Supplied data Start Marker

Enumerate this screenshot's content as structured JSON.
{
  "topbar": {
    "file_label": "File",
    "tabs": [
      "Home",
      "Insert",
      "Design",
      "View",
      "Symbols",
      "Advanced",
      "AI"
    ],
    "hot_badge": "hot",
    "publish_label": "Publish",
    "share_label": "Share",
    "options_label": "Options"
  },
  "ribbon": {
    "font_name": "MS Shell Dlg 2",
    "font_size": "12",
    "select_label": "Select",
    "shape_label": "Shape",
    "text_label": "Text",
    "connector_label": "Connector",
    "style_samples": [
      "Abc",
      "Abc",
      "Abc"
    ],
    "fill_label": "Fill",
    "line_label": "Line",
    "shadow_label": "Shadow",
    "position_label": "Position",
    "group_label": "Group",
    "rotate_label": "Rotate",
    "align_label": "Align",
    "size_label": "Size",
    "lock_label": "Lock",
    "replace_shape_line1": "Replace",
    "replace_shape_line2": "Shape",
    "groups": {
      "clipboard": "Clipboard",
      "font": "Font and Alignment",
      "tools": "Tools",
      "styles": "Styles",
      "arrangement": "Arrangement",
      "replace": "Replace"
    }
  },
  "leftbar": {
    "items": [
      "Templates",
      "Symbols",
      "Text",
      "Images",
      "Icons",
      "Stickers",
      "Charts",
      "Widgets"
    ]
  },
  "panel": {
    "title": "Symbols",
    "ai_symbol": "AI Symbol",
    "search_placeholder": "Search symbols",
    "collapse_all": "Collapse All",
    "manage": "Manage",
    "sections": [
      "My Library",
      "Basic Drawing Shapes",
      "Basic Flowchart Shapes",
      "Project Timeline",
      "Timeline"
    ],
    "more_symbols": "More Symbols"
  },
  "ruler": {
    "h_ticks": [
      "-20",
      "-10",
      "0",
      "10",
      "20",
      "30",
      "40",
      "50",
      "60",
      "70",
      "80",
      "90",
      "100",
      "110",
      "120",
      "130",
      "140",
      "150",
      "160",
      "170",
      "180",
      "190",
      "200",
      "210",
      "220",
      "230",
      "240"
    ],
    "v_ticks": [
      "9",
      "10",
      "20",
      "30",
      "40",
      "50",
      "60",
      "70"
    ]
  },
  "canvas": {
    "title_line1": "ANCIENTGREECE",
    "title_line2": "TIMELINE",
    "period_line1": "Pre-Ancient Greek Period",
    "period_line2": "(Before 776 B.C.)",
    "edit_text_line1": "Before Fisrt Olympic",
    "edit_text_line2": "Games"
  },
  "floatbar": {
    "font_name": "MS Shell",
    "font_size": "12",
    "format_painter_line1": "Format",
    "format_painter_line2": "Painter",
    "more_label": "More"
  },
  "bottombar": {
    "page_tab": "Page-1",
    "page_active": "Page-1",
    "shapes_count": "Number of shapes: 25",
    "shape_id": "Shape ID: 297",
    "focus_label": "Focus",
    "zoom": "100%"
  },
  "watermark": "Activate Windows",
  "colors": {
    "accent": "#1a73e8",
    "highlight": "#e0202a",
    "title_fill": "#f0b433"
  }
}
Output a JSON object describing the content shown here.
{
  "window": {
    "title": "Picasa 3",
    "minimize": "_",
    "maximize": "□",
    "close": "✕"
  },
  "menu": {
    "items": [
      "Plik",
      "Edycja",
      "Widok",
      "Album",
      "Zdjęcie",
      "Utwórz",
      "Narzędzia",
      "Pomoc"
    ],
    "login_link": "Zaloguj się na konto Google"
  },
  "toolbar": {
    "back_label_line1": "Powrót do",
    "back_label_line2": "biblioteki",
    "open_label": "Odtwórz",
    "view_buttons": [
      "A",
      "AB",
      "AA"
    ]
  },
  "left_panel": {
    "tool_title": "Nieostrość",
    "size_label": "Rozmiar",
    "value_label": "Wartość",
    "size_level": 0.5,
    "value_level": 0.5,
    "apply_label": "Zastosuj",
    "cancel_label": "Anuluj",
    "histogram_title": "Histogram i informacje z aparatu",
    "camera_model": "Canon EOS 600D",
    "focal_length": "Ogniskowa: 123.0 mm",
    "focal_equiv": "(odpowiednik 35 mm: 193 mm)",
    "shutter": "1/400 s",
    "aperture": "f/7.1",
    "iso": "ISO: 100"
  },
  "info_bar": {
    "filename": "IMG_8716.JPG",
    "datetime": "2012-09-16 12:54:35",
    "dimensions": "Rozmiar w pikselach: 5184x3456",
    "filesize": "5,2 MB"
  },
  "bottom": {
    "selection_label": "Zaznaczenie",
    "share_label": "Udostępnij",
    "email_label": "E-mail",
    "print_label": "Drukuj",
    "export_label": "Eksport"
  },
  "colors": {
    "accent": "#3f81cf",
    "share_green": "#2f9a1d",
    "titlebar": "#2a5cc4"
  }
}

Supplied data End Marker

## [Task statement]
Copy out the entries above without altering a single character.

## [Task response]
Enumerate this screenshot's content as structured JSON.
{
  "topbar": {
    "file_label": "File",
    "tabs": [
      "Home",
      "Insert",
      "Design",
      "View",
      "Symbols",
      "Advanced",
      "AI"
    ],
    "hot_badge": "hot",
    "publish_label": "Publish",
    "share_label": "Share",
    "options_label": "Options"
  },
  "ribbon": {
    "font_name": "MS Shell Dlg 2",
    "font_size": "12",
    "select_label": "Select",
    "shape_label": "Shape",
    "text_label": "Text",
    "connector_label": "Connector",
    "style_samples": [
      "Abc",
      "Abc",
      "Abc"
    ],
    "fill_label": "Fill",
    "line_label": "Line",
    "shadow_label": "Shadow",
    "position_label": "Position",
    "group_label": "Group",
    "rotate_label": "Rotate",
    "align_label": "Align",
    "size_label": "Size",
    "lock_label": "Lock",
    "replace_shape_line1": "Replace",
    "replace_shape_line2": "Shape",
    "groups": {
      "clipboard": "Clipboard",
      "font": "Font and Alignment",
      "tools": "Tools",
      "styles": "Styles",
      "arrangement": "Arrangement",
      "replace": "Replace"
    }
  },
  "leftbar": {
    "items": [
      "Templates",
      "Symbols",
      "Text",
      "Images",
      "Icons",
      "Stickers",
      "Charts",
      "Widgets"
    ]
  },
  "panel": {
    "title": "Symbols",
    "ai_symbol": "AI Symbol",
    "search_placeholder": "Search symbols",
    "collapse_all": "Collapse All",
    "manage": "Manage",
    "sections": [
      "My Library",
      "Basic Drawing Shapes",
      "Basic Flowchart Shapes",
      "Project Timeline",
      "Timeline"
    ],
    "more_symbols": "More Symbols"
  },
  "ruler": {
    "h_ticks": [
      "-20",
      "-10",
      "0",
      "10",
      "20",
      "30",
      "40",
      "50",
      "60",
      "70",
      "80",
      "90",
      "100",
      "110",
      "120",
      "130",
      "140",
      "150",
      "160",
      "170",
      "180",
      "190",
      "200",
      "210",
      "220",
      "230",
      "240"
    ],
    "v_ticks": [
      "9",
      "10",
      "20",
      "30",
      "40",
      "50",
      "60",
      "70"
    ]
  },
  "canvas": {
    "title_line1": "ANCIENTGREECE",
    "title_line2": "TIMELINE",
    "period_line1": "Pre-Ancient Greek Period",
    "period_line2": "(Before 776 B.C.)",
    "edit_text_line1": "Before Fisrt Olympic",
    "edit_text_line2": "Games"
  },
  "floatbar": {
    "font_name": "MS Shell",
    "font_size": "12",
    "format_painter_line1": "Format",
    "format_painter_line2": "Painter",
    "more_label": "More"
  },
  "bottombar": {
    "page_tab": "Page-1",
    "page_active": "Page-1",
    "shapes_count": "Number of shapes: 25",
    "shape_id": "Shape ID: 297",
    "focus_label": "Focus",
    "zoom": "100%"
  },
  "watermark": "Activate Windows",
  "colors": {
    "accent": "#1a73e8",
    "highlight": "#e0202a",
    "title_fill": "#f0b433"
  }
}
Output a JSON object describing the content shown here.
{
  "window": {
    "title": "Picasa 3",
    "minimize": "_",
    "maximize": "□",
    "close": "✕"
  },
  "menu": {
    "items": [
      "Plik",
      "Edycja",
      "Widok",
      "Album",
      "Zdjęcie",
      "Utwórz",
      "Narzędzia",
      "Pomoc"
    ],
    "login_link": "Zaloguj się na konto Google"
  },
  "toolbar": {
    "back_label_line1": "Powrót do",
    "back_label_line2": "biblioteki",
    "open_label": "Odtwórz",
    "view_buttons": [
      "A",
      "AB",
      "AA"
    ]
  },
  "left_panel": {
    "tool_title": "Nieostrość",
    "size_label": "Rozmiar",
    "value_label": "Wartość",
    "size_level": 0.5,
    "value_level": 0.5,
    "apply_label": "Zastosuj",
    "cancel_label": "Anuluj",
    "histogram_title": "Histogram i informacje z aparatu",
    "camera_model": "Canon EOS 600D",
    "focal_length": "Ogniskowa: 123.0 mm",
    "focal_equiv": "(odpowiednik 35 mm: 193 mm)",
    "shutter": "1/400 s",
    "aperture": "f/7.1",
    "iso": "ISO: 100"
  },
  "info_bar": {
    "filename": "IMG_8716.JPG",
    "datetime": "2012-09-16 12:54:35",
    "dimensions": "Rozmiar w pikselach: 5184x3456",
    "filesize": "5,2 MB"
  },
  "bottom": {
    "selection_label": "Zaznaczenie",
    "share_label": "Udostępnij",
    "email_label": "E-mail",
    "print_label": "Drukuj",
    "export_label": "Eksport"
  },
  "colors": {
    "accent": "#3f81cf",
    "share_green": "#2f9a1d",
    "titlebar": "#2a5cc4"
  }
}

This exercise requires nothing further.